> [Aim of the task]:
The copy you return must begin at the line containing "Output a JSON" and end at the final line of the listing below, with every picture left out.

> [Source material]:
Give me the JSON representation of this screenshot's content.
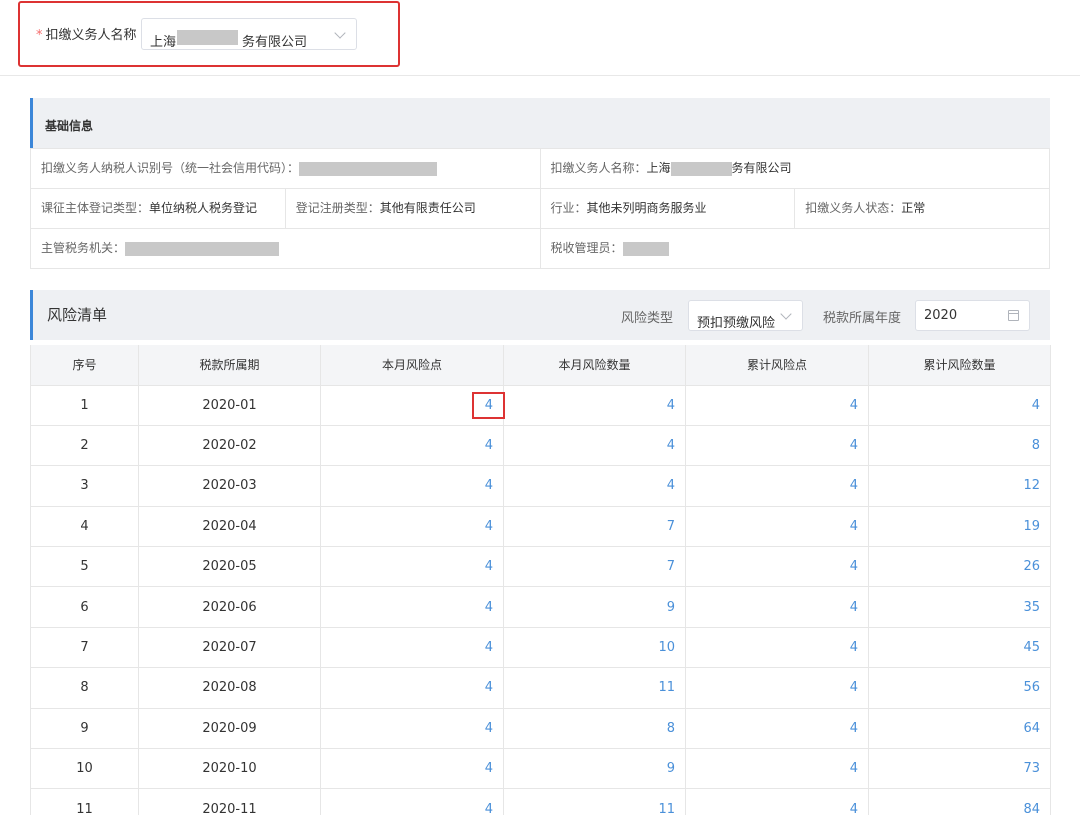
{
  "header": {
    "required_mark": "*",
    "agent_label": "扣缴义务人名称",
    "agent_value_part1": "上海",
    "agent_value_part2": "务有限公司"
  },
  "basic_info": {
    "title": "基础信息",
    "taxpayer_id_label": "扣缴义务人纳税人识别号（统一社会信用代码）：",
    "agent_name_label": "扣缴义务人名称：",
    "agent_name_part1": "上海",
    "agent_name_part2": "务有限公司",
    "levy_type_label": "课征主体登记类型：",
    "levy_type_value": "单位纳税人税务登记",
    "reg_type_label": "登记注册类型：",
    "reg_type_value": "其他有限责任公司",
    "industry_label": "行业：",
    "industry_value": "其他未列明商务服务业",
    "status_label": "扣缴义务人状态：",
    "status_value": "正常",
    "tax_office_label": "主管税务机关：",
    "tax_admin_label": "税收管理员："
  },
  "risk_list": {
    "title": "风险清单",
    "risk_type_label": "风险类型",
    "risk_type_value": "预扣预缴风险",
    "year_label": "税款所属年度",
    "year_value": "2020",
    "columns": [
      "序号",
      "税款所属期",
      "本月风险点",
      "本月风险数量",
      "累计风险点",
      "累计风险数量"
    ],
    "rows": [
      [
        "1",
        "2020-01",
        "4",
        "4",
        "4",
        "4"
      ],
      [
        "2",
        "2020-02",
        "4",
        "4",
        "4",
        "8"
      ],
      [
        "3",
        "2020-03",
        "4",
        "4",
        "4",
        "12"
      ],
      [
        "4",
        "2020-04",
        "4",
        "7",
        "4",
        "19"
      ],
      [
        "5",
        "2020-05",
        "4",
        "7",
        "4",
        "26"
      ],
      [
        "6",
        "2020-06",
        "4",
        "9",
        "4",
        "35"
      ],
      [
        "7",
        "2020-07",
        "4",
        "10",
        "4",
        "45"
      ],
      [
        "8",
        "2020-08",
        "4",
        "11",
        "4",
        "56"
      ],
      [
        "9",
        "2020-09",
        "4",
        "8",
        "4",
        "64"
      ],
      [
        "10",
        "2020-10",
        "4",
        "9",
        "4",
        "73"
      ],
      [
        "11",
        "2020-11",
        "4",
        "11",
        "4",
        "84"
      ]
    ]
  },
  "colors": {
    "accent": "#3b86d8",
    "link": "#4a90d9",
    "highlight": "#dd3333"
  }
}
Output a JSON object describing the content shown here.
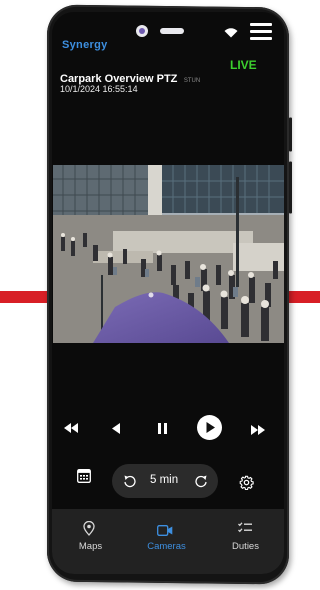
{
  "app": {
    "brand": "Synergy"
  },
  "camera": {
    "name": "Carpark Overview PTZ",
    "badge": "STUN",
    "timestamp": "10/1/2024 16:55:14",
    "status": "LIVE"
  },
  "playback": {
    "interval_label": "5 min"
  },
  "nav": {
    "items": [
      {
        "label": "Maps",
        "icon": "map-pin-icon",
        "active": false
      },
      {
        "label": "Cameras",
        "icon": "video-camera-icon",
        "active": true
      },
      {
        "label": "Duties",
        "icon": "duties-list-icon",
        "active": false
      }
    ]
  },
  "colors": {
    "accent": "#3d8fe0",
    "live": "#3ccf2e",
    "stripe": "#d81f26",
    "background": "#0b0b0b"
  }
}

> [Answer section]:
Output a JSON object describing the content shown here.
{
  "app": {
    "brand": "Synergy"
  },
  "camera": {
    "name": "Carpark Overview PTZ",
    "badge": "STUN",
    "timestamp": "10/1/2024 16:55:14",
    "status": "LIVE"
  },
  "playback": {
    "interval_label": "5 min"
  },
  "nav": {
    "items": [
      {
        "label": "Maps",
        "icon": "map-pin-icon",
        "active": false
      },
      {
        "label": "Cameras",
        "icon": "video-camera-icon",
        "active": true
      },
      {
        "label": "Duties",
        "icon": "duties-list-icon",
        "active": false
      }
    ]
  },
  "colors": {
    "accent": "#3d8fe0",
    "live": "#3ccf2e",
    "stripe": "#d81f26",
    "background": "#0b0b0b"
  }
}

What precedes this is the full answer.